(Dataset records)
Content starts

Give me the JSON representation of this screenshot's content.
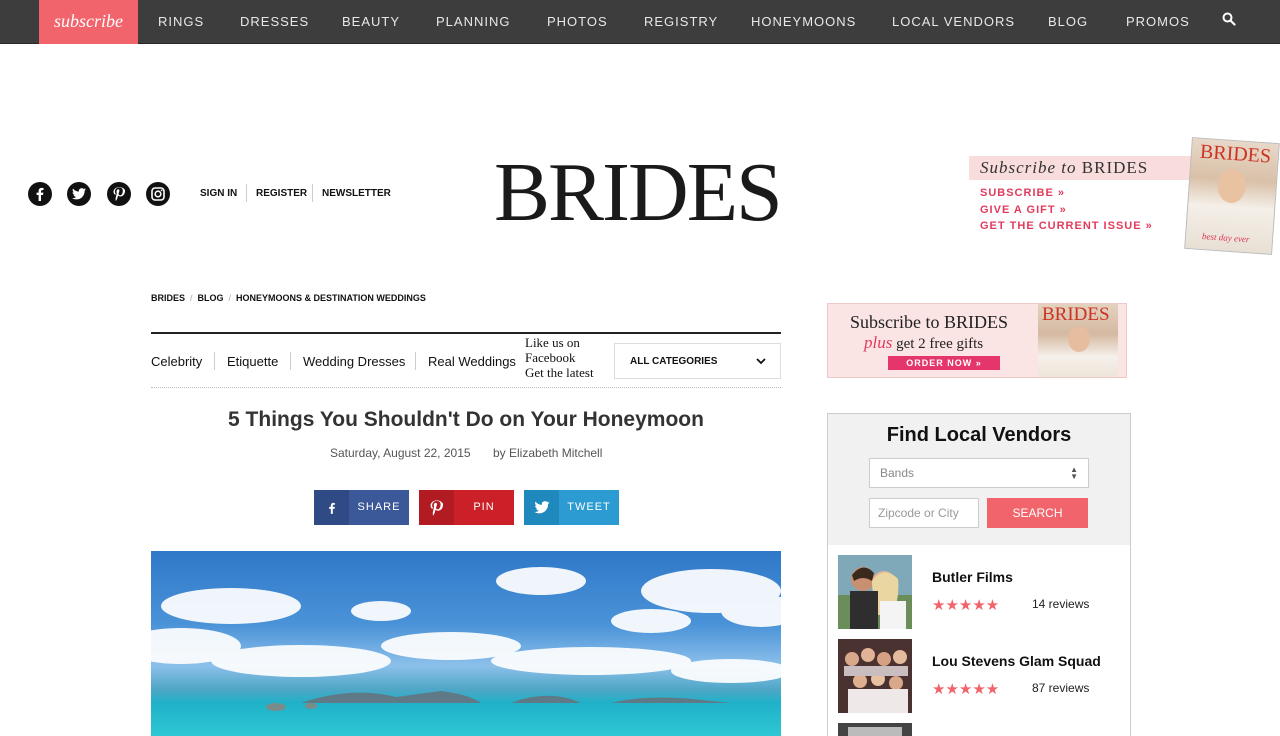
{
  "nav": {
    "subscribe": "subscribe",
    "items": [
      "RINGS",
      "DRESSES",
      "BEAUTY",
      "PLANNING",
      "PHOTOS",
      "REGISTRY",
      "HONEYMOONS",
      "LOCAL VENDORS",
      "BLOG",
      "PROMOS"
    ]
  },
  "header": {
    "logo": "BRIDES",
    "account": [
      "SIGN IN",
      "REGISTER",
      "NEWSLETTER"
    ],
    "social": [
      "facebook-icon",
      "twitter-icon",
      "pinterest-icon",
      "instagram-icon"
    ]
  },
  "promo": {
    "title_prefix": "Subscribe to ",
    "title_brand": "BRIDES",
    "links": [
      "SUBSCRIBE »",
      "GIVE A GIFT »",
      "GET THE CURRENT ISSUE »"
    ],
    "cover_logo": "BRIDES",
    "cover_text": "best day ever"
  },
  "breadcrumb": [
    "BRIDES",
    "BLOG",
    "HONEYMOONS & DESTINATION WEDDINGS"
  ],
  "categories": {
    "links": [
      "Celebrity",
      "Etiquette",
      "Wedding Dresses",
      "Real Weddings"
    ],
    "fb_like": [
      "Like us on",
      "Facebook",
      "Get the latest"
    ],
    "select_value": "ALL CATEGORIES"
  },
  "article": {
    "title": "5 Things You Shouldn't Do on Your Honeymoon",
    "date": "Saturday, August 22, 2015",
    "author": "by Elizabeth Mitchell",
    "share": [
      {
        "label": "SHARE",
        "icon": "facebook-icon",
        "color": "#3b5998"
      },
      {
        "label": "PIN",
        "icon": "pinterest-icon",
        "color": "#cb2027"
      },
      {
        "label": "TWEET",
        "icon": "twitter-icon",
        "color": "#2b9bd2"
      }
    ]
  },
  "sidebar_ad": {
    "line1_prefix": "Subscribe to ",
    "line1_brand": "BRIDES",
    "line2_em": "plus",
    "line2_rest": " get 2 free gifts",
    "button": "ORDER NOW »",
    "cover_logo": "BRIDES"
  },
  "vendors": {
    "title": "Find Local Vendors",
    "category_value": "Bands",
    "location_placeholder": "Zipcode or City",
    "search_label": "SEARCH",
    "list": [
      {
        "name": "Butler Films",
        "stars": "★★★★★",
        "rating": 5,
        "reviews": "14 reviews"
      },
      {
        "name": "Lou Stevens Glam Squad",
        "stars": "★★★★★",
        "rating": 4.5,
        "reviews": "87 reviews"
      }
    ]
  },
  "colors": {
    "accent": "#f1646b",
    "nav_bg": "#3d3d3d",
    "link_pink": "#e23b5d"
  }
}
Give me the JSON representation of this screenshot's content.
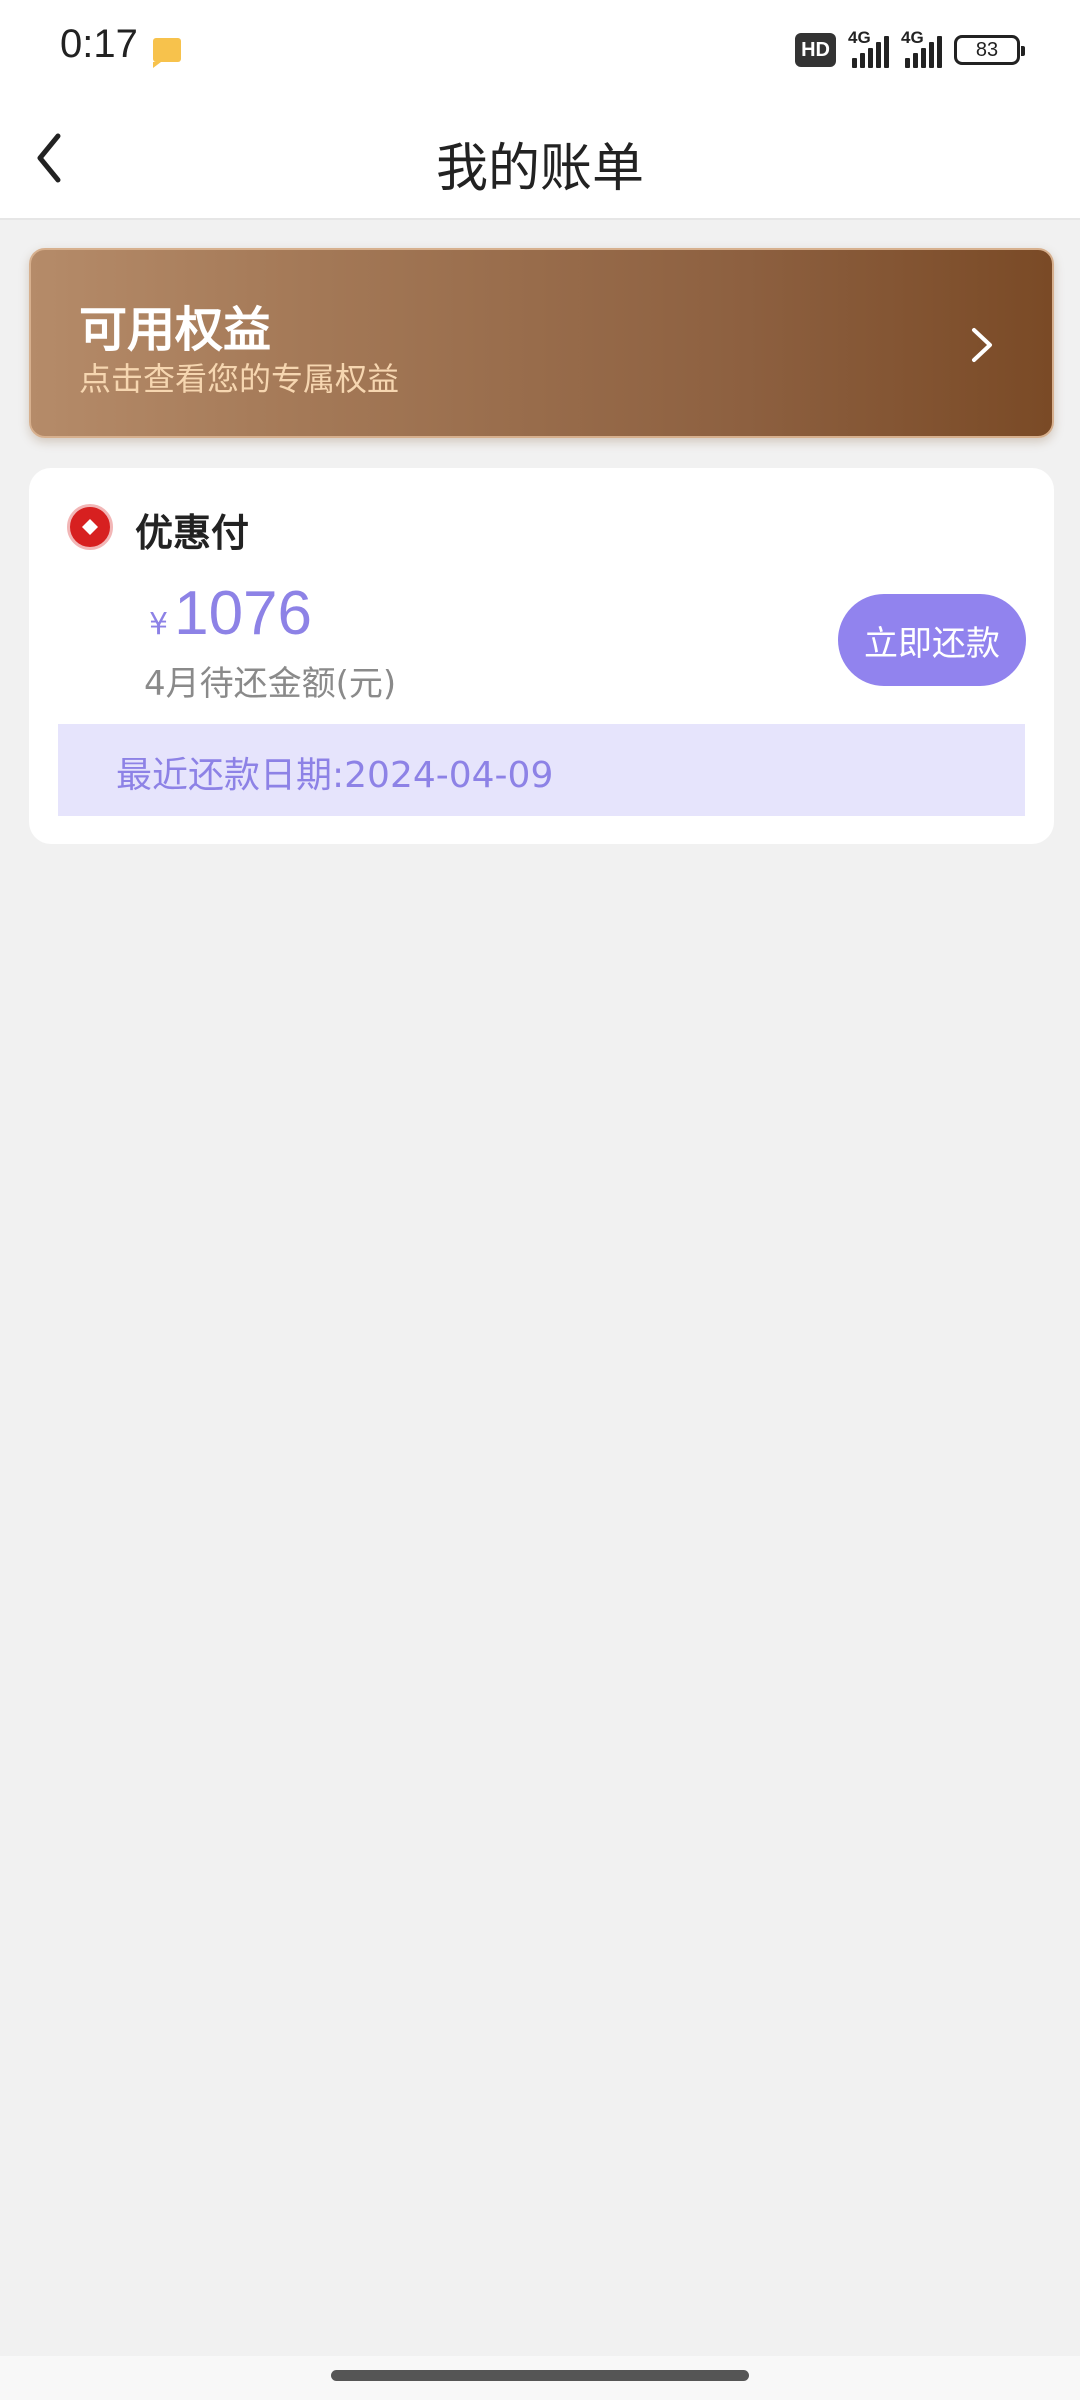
{
  "status_bar": {
    "time": "0:17",
    "hd_label": "HD",
    "sim1_network": "4G",
    "sim2_network": "4G",
    "battery_level": "83"
  },
  "header": {
    "title": "我的账单",
    "back_icon": "chevron-left-icon"
  },
  "benefits": {
    "title": "可用权益",
    "subtitle": "点击查看您的专属权益",
    "arrow_icon": "chevron-right-icon"
  },
  "bill": {
    "product_name": "优惠付",
    "currency": "¥",
    "amount": "1076",
    "amount_label": "4月待还金额(元)",
    "repay_label": "立即还款",
    "due_label": "最近还款日期:",
    "due_date": "2024-04-09"
  },
  "colors": {
    "accent": "#9183ee",
    "amount": "#8d82e6",
    "due_bg": "#e6e4fc",
    "banner_start": "#b58b69",
    "banner_end": "#7a4a26",
    "page_bg": "#f1f1f1"
  }
}
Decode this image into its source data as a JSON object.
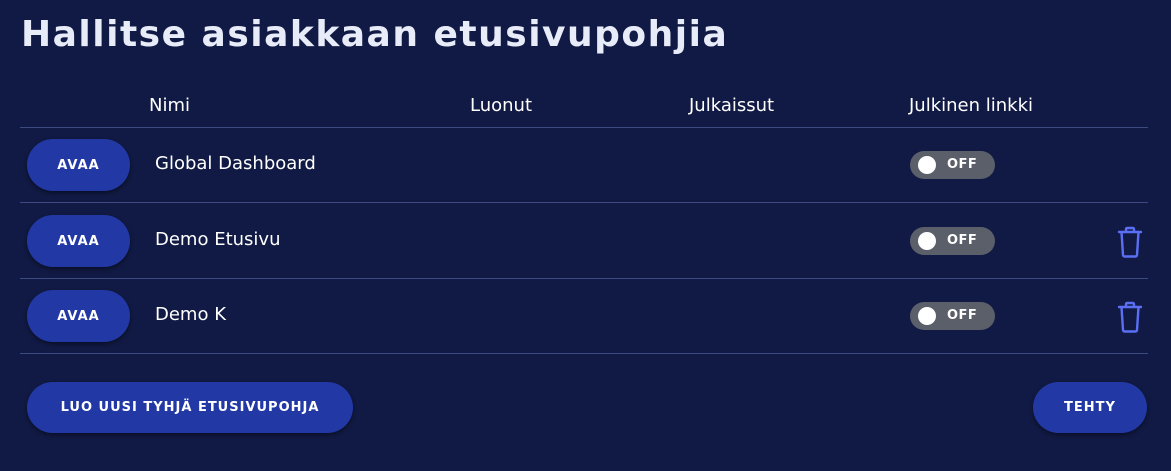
{
  "page": {
    "title": "Hallitse asiakkaan etusivupohjia"
  },
  "table": {
    "headers": {
      "name": "Nimi",
      "created": "Luonut",
      "published": "Julkaissut",
      "public_link": "Julkinen linkki"
    },
    "rows": [
      {
        "open_label": "AVAA",
        "name": "Global Dashboard",
        "toggle_label": "OFF",
        "deletable": false
      },
      {
        "open_label": "AVAA",
        "name": "Demo Etusivu",
        "toggle_label": "OFF",
        "deletable": true
      },
      {
        "open_label": "AVAA",
        "name": "Demo K",
        "toggle_label": "OFF",
        "deletable": true
      }
    ]
  },
  "footer": {
    "create_label": "LUO UUSI TYHJÄ ETUSIVUPOHJA",
    "done_label": "TEHTY"
  },
  "icons": {
    "delete": "trash-icon"
  },
  "colors": {
    "background": "#111a44",
    "button": "#2238a5",
    "toggle_off": "#5b5f6a",
    "trash": "#5b6ff5",
    "divider": "#3d4a82"
  }
}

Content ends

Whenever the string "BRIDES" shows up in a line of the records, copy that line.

- [Written reply]
    "logo": "BRIDES",
    "title_brand": "BRIDES",
    "cover_logo": "BRIDES",
    "BRIDES",
    "line1_brand": "BRIDES",
    "cover_logo": "BRIDES"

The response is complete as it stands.